> **EXERCISE**: Each line below needs to be restated word for word.

> **DATA IN THIS EXERCISE**:
+--

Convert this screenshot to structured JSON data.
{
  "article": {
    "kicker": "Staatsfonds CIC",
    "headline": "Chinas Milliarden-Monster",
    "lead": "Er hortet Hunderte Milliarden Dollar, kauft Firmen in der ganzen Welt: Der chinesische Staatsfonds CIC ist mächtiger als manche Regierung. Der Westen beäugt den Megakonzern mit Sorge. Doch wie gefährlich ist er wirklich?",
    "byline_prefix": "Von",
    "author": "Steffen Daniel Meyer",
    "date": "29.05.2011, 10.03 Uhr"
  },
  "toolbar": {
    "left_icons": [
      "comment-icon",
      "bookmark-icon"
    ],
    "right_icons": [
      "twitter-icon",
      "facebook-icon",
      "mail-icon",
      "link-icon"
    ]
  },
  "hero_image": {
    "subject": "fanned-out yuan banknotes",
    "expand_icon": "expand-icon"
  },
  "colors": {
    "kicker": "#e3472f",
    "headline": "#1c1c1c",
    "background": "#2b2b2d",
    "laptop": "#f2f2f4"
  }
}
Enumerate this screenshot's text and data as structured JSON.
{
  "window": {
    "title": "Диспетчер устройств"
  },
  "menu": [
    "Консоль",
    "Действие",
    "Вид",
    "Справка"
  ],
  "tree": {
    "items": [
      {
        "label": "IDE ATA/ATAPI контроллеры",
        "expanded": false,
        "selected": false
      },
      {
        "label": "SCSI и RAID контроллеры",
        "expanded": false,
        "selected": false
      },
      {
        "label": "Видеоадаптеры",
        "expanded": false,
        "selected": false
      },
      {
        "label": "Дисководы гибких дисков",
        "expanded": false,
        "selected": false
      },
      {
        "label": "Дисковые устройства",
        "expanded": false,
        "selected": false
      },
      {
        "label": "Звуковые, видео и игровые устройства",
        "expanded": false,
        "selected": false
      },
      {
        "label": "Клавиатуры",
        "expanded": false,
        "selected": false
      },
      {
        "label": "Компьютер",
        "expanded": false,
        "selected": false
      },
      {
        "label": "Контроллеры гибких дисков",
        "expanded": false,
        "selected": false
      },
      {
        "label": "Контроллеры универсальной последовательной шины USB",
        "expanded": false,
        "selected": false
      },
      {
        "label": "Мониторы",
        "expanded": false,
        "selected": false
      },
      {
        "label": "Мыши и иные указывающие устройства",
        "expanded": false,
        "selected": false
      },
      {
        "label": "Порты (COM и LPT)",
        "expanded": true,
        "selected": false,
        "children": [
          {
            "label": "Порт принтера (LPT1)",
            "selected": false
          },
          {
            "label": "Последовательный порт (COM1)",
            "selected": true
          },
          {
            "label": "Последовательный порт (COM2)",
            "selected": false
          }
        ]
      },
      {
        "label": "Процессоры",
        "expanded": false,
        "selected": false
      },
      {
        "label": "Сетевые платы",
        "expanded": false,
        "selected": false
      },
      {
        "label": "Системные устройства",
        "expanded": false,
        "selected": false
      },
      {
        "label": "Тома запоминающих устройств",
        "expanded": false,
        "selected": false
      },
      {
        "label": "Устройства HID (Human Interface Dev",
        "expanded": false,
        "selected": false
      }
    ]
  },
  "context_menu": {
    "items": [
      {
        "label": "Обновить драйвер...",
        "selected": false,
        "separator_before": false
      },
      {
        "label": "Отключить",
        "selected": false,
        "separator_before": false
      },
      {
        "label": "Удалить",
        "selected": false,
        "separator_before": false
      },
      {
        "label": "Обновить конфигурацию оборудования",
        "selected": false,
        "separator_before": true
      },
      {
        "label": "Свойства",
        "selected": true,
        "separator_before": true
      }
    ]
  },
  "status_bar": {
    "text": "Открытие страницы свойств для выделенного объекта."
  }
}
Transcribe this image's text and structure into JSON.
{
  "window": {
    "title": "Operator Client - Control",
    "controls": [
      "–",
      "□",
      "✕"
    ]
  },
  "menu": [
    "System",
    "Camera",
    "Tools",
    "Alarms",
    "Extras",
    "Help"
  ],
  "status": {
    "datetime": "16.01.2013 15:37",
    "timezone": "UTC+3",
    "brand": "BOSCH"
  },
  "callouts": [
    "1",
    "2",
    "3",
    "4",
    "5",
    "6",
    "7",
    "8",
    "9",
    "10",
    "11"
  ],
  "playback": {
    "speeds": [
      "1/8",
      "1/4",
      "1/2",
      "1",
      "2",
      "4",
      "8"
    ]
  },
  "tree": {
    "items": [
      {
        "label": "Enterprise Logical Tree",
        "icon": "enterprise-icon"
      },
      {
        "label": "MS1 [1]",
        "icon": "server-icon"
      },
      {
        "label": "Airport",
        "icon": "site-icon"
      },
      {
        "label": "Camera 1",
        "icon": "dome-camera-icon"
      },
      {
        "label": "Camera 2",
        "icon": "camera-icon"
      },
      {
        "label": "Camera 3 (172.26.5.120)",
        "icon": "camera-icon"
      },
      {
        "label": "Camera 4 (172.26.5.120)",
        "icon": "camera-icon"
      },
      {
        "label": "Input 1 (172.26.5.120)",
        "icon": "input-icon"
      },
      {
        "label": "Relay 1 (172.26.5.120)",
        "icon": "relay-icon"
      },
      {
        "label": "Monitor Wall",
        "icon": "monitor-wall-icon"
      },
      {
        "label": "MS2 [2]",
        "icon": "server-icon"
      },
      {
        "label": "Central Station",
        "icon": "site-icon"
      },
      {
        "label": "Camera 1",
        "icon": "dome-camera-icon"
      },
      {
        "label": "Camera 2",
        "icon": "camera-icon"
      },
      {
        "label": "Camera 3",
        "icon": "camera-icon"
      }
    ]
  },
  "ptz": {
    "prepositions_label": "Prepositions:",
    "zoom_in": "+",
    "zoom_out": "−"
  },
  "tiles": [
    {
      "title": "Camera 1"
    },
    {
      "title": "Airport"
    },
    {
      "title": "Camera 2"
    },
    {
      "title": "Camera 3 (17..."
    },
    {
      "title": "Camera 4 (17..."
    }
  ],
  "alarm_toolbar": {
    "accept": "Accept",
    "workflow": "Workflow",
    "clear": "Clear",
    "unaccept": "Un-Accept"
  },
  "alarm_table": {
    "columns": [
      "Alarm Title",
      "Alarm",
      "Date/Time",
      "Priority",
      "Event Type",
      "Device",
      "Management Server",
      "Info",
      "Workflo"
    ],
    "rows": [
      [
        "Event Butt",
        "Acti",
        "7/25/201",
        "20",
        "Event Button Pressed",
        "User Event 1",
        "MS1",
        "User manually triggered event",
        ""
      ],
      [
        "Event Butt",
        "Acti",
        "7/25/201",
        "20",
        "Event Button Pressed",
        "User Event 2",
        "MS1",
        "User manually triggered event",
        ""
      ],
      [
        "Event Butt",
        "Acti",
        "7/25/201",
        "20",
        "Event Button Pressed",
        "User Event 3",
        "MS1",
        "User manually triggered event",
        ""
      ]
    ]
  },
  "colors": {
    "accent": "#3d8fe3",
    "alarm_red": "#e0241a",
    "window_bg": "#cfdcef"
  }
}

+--

> **ANSWER TO THIS EXERCISE**:
Convert this screenshot to structured JSON data.
{
  "article": {
    "kicker": "Staatsfonds CIC",
    "headline": "Chinas Milliarden-Monster",
    "lead": "Er hortet Hunderte Milliarden Dollar, kauft Firmen in der ganzen Welt: Der chinesische Staatsfonds CIC ist mächtiger als manche Regierung. Der Westen beäugt den Megakonzern mit Sorge. Doch wie gefährlich ist er wirklich?",
    "byline_prefix": "Von",
    "author": "Steffen Daniel Meyer",
    "date": "29.05.2011, 10.03 Uhr"
  },
  "toolbar": {
    "left_icons": [
      "comment-icon",
      "bookmark-icon"
    ],
    "right_icons": [
      "twitter-icon",
      "facebook-icon",
      "mail-icon",
      "link-icon"
    ]
  },
  "hero_image": {
    "subject": "fanned-out yuan banknotes",
    "expand_icon": "expand-icon"
  },
  "colors": {
    "kicker": "#e3472f",
    "headline": "#1c1c1c",
    "background": "#2b2b2d",
    "laptop": "#f2f2f4"
  }
}
Enumerate this screenshot's text and data as structured JSON.
{
  "window": {
    "title": "Диспетчер устройств"
  },
  "menu": [
    "Консоль",
    "Действие",
    "Вид",
    "Справка"
  ],
  "tree": {
    "items": [
      {
        "label": "IDE ATA/ATAPI контроллеры",
        "expanded": false,
        "selected": false
      },
      {
        "label": "SCSI и RAID контроллеры",
        "expanded": false,
        "selected": false
      },
      {
        "label": "Видеоадаптеры",
        "expanded": false,
        "selected": false
      },
      {
        "label": "Дисководы гибких дисков",
        "expanded": false,
        "selected": false
      },
      {
        "label": "Дисковые устройства",
        "expanded": false,
        "selected": false
      },
      {
        "label": "Звуковые, видео и игровые устройства",
        "expanded": false,
        "selected": false
      },
      {
        "label": "Клавиатуры",
        "expanded": false,
        "selected": false
      },
      {
        "label": "Компьютер",
        "expanded": false,
        "selected": false
      },
      {
        "label": "Контроллеры гибких дисков",
        "expanded": false,
        "selected": false
      },
      {
        "label": "Контроллеры универсальной последовательной шины USB",
        "expanded": false,
        "selected": false
      },
      {
        "label": "Мониторы",
        "expanded": false,
        "selected": false
      },
      {
        "label": "Мыши и иные указывающие устройства",
        "expanded": false,
        "selected": false
      },
      {
        "label": "Порты (COM и LPT)",
        "expanded": true,
        "selected": false,
        "children": [
          {
            "label": "Порт принтера (LPT1)",
            "selected": false
          },
          {
            "label": "Последовательный порт (COM1)",
            "selected": true
          },
          {
            "label": "Последовательный порт (COM2)",
            "selected": false
          }
        ]
      },
      {
        "label": "Процессоры",
        "expanded": false,
        "selected": false
      },
      {
        "label": "Сетевые платы",
        "expanded": false,
        "selected": false
      },
      {
        "label": "Системные устройства",
        "expanded": false,
        "selected": false
      },
      {
        "label": "Тома запоминающих устройств",
        "expanded": false,
        "selected": false
      },
      {
        "label": "Устройства HID (Human Interface Dev",
        "expanded": false,
        "selected": false
      }
    ]
  },
  "context_menu": {
    "items": [
      {
        "label": "Обновить драйвер...",
        "selected": false,
        "separator_before": false
      },
      {
        "label": "Отключить",
        "selected": false,
        "separator_before": false
      },
      {
        "label": "Удалить",
        "selected": false,
        "separator_before": false
      },
      {
        "label": "Обновить конфигурацию оборудования",
        "selected": false,
        "separator_before": true
      },
      {
        "label": "Свойства",
        "selected": true,
        "separator_before": true
      }
    ]
  },
  "status_bar": {
    "text": "Открытие страницы свойств для выделенного объекта."
  }
}
Transcribe this image's text and structure into JSON.
{
  "window": {
    "title": "Operator Client - Control",
    "controls": [
      "–",
      "□",
      "✕"
    ]
  },
  "menu": [
    "System",
    "Camera",
    "Tools",
    "Alarms",
    "Extras",
    "Help"
  ],
  "status": {
    "datetime": "16.01.2013 15:37",
    "timezone": "UTC+3",
    "brand": "BOSCH"
  },
  "callouts": [
    "1",
    "2",
    "3",
    "4",
    "5",
    "6",
    "7",
    "8",
    "9",
    "10",
    "11"
  ],
  "playback": {
    "speeds": [
      "1/8",
      "1/4",
      "1/2",
      "1",
      "2",
      "4",
      "8"
    ]
  },
  "tree": {
    "items": [
      {
        "label": "Enterprise Logical Tree",
        "icon": "enterprise-icon"
      },
      {
        "label": "MS1 [1]",
        "icon": "server-icon"
      },
      {
        "label": "Airport",
        "icon": "site-icon"
      },
      {
        "label": "Camera 1",
        "icon": "dome-camera-icon"
      },
      {
        "label": "Camera 2",
        "icon": "camera-icon"
      },
      {
        "label": "Camera 3 (172.26.5.120)",
        "icon": "camera-icon"
      },
      {
        "label": "Camera 4 (172.26.5.120)",
        "icon": "camera-icon"
      },
      {
        "label": "Input 1 (172.26.5.120)",
        "icon": "input-icon"
      },
      {
        "label": "Relay 1 (172.26.5.120)",
        "icon": "relay-icon"
      },
      {
        "label": "Monitor Wall",
        "icon": "monitor-wall-icon"
      },
      {
        "label": "MS2 [2]",
        "icon": "server-icon"
      },
      {
        "label": "Central Station",
        "icon": "site-icon"
      },
      {
        "label": "Camera 1",
        "icon": "dome-camera-icon"
      },
      {
        "label": "Camera 2",
        "icon": "camera-icon"
      },
      {
        "label": "Camera 3",
        "icon": "camera-icon"
      }
    ]
  },
  "ptz": {
    "prepositions_label": "Prepositions:",
    "zoom_in": "+",
    "zoom_out": "−"
  },
  "tiles": [
    {
      "title": "Camera 1"
    },
    {
      "title": "Airport"
    },
    {
      "title": "Camera 2"
    },
    {
      "title": "Camera 3 (17..."
    },
    {
      "title": "Camera 4 (17..."
    }
  ],
  "alarm_toolbar": {
    "accept": "Accept",
    "workflow": "Workflow",
    "clear": "Clear",
    "unaccept": "Un-Accept"
  },
  "alarm_table": {
    "columns": [
      "Alarm Title",
      "Alarm",
      "Date/Time",
      "Priority",
      "Event Type",
      "Device",
      "Management Server",
      "Info",
      "Workflo"
    ],
    "rows": [
      [
        "Event Butt",
        "Acti",
        "7/25/201",
        "20",
        "Event Button Pressed",
        "User Event 1",
        "MS1",
        "User manually triggered event",
        ""
      ],
      [
        "Event Butt",
        "Acti",
        "7/25/201",
        "20",
        "Event Button Pressed",
        "User Event 2",
        "MS1",
        "User manually triggered event",
        ""
      ],
      [
        "Event Butt",
        "Acti",
        "7/25/201",
        "20",
        "Event Button Pressed",
        "User Event 3",
        "MS1",
        "User manually triggered event",
        ""
      ]
    ]
  },
  "colors": {
    "accent": "#3d8fe3",
    "alarm_red": "#e0241a",
    "window_bg": "#cfdcef"
  }
}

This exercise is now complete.